> **Exercise brief**: Set the listing down exactly; no pictures.

════════════════════

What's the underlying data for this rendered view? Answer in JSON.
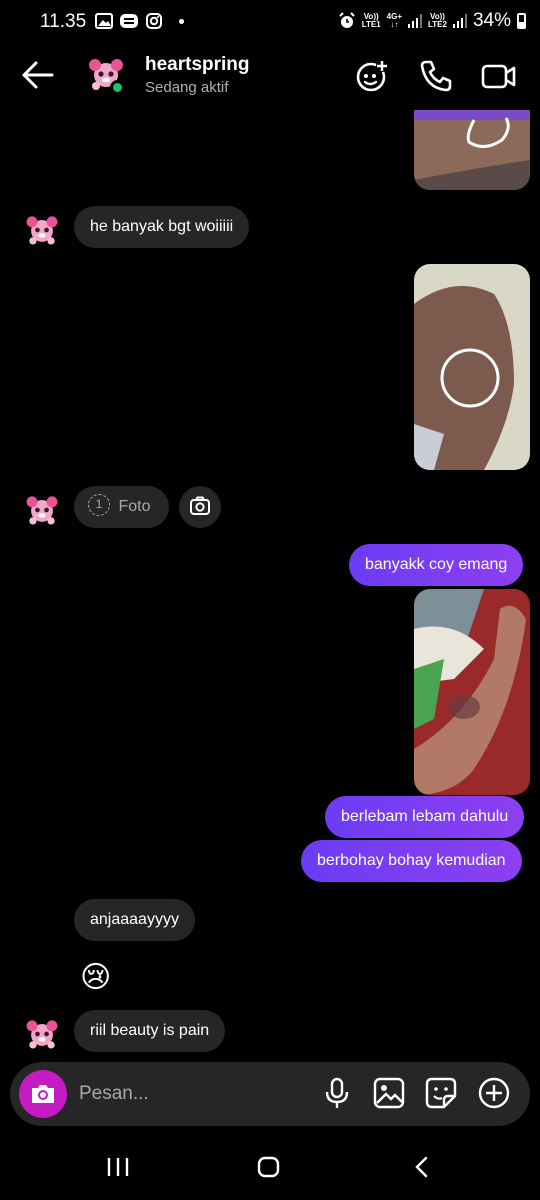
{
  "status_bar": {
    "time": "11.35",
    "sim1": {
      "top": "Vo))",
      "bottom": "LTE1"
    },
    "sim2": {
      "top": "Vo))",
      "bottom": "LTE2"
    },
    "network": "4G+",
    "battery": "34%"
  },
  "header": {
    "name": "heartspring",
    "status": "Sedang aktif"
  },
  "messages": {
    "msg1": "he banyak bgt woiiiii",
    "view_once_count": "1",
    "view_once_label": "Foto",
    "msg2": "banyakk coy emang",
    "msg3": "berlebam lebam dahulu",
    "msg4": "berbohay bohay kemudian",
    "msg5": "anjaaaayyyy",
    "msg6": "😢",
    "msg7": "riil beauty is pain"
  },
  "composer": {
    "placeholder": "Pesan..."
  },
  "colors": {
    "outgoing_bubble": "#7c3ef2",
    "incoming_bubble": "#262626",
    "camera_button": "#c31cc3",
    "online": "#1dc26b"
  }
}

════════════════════

> **Task result**:
What's the underlying data for this rendered view? Answer in JSON.
{
  "status_bar": {
    "time": "11.35",
    "sim1": {
      "top": "Vo))",
      "bottom": "LTE1"
    },
    "sim2": {
      "top": "Vo))",
      "bottom": "LTE2"
    },
    "network": "4G+",
    "battery": "34%"
  },
  "header": {
    "name": "heartspring",
    "status": "Sedang aktif"
  },
  "messages": {
    "msg1": "he banyak bgt woiiiii",
    "view_once_count": "1",
    "view_once_label": "Foto",
    "msg2": "banyakk coy emang",
    "msg3": "berlebam lebam dahulu",
    "msg4": "berbohay bohay kemudian",
    "msg5": "anjaaaayyyy",
    "msg6": "😢",
    "msg7": "riil beauty is pain"
  },
  "composer": {
    "placeholder": "Pesan..."
  },
  "colors": {
    "outgoing_bubble": "#7c3ef2",
    "incoming_bubble": "#262626",
    "camera_button": "#c31cc3",
    "online": "#1dc26b"
  }
}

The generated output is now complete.